US8064850B2 (en) High efficiency linearization power amplifier for wireless communication
Bassam et al. 2-D digital predistortion (2-D-DPD) architecture for concurrent dual-band transmitters
US6570444B2 (en) Low noise wideband digital predistortion amplifier
US6853244B2 (en) Multi-mode multi-amplifier architecture
US6621367B2 (en) Signal power dynamic range compressing circuit and power amplifier using the same
JP4755651B2 (en) Nonlinear distortion detection method and distortion compensation amplification apparatus
US7034614B2 (en) Modified polar amplifier architecture
US8843089B2 (en) Pre-distortion for a radio frequency power amplifier
EP1501187B1 (en) System and method for reduced dynamic range and improving linearity in an amplification system
US6934341B2 (en) Method and apparatus for plurality signal generation
JP5089600B2 (en) Reduce peak-to-average power
US7907678B2 (en) Power series predistorter and control method thereof
US20140072075A1 (en) Dynamic digital pre-distortion system
EP1503495A2 (en) Digital feed-forward system
US20030053552A1 (en) Distortion compensator
US7035345B2 (en) Adaptive predistortion device and method using digital receiver
US6175270B1 (en) Method and apparatus for tailored distortion of a signal prior to amplification to reduce clipping
US6072364A (en) Adaptive digital predistortion for power amplifiers with real time modeling of memoryless complex gains
KR20040108667A (en) Method and apparatus for reducing transmitter peak power requirements using dual matrices
CN1166053C (en) Adaptive RF digital pre-distortion linearization method and circuit
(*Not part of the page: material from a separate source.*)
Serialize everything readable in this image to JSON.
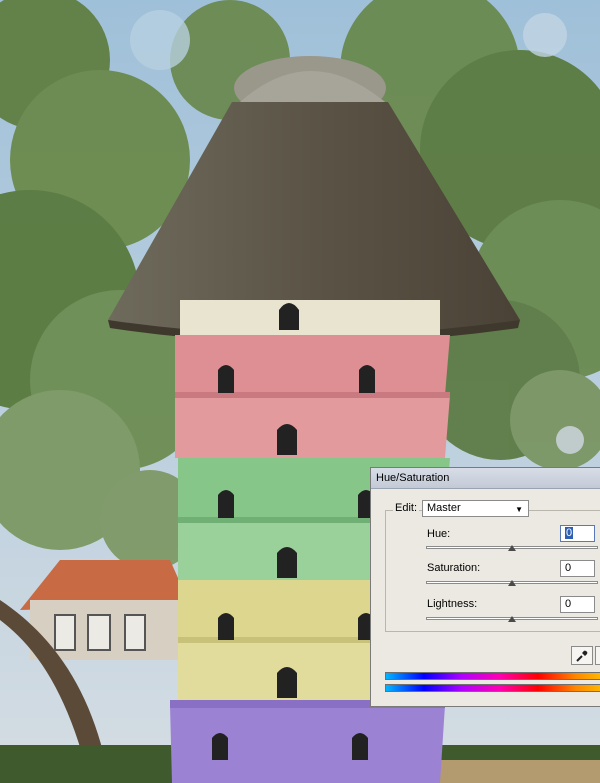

Legal Events

Date Code Title Description
AS Assignment

Owner name: KING FAHD UNIVERSITY OF PETROLEUM AND MINERALS, SA

Free format text: ASSIGNMENT OF ASSIGNORS INTEREST;ASSIGNOR:HAMMI, OUALID, DR.;REEL/FRAME:034141/0001

Effective date: 20141110

STCF Information on status: patent grant

Free format text: PATENTED CASE

MAFP Maintenance fee payment

Free format text: PAYMENT OF MAINTENANCE FEE, 4TH YR, SMALL ENTITY (ORIGINAL EVENT CODE: M2551); ENTITY STATUS OF PATENT OWNER: SMALL ENTITY

Year of fee payment: 4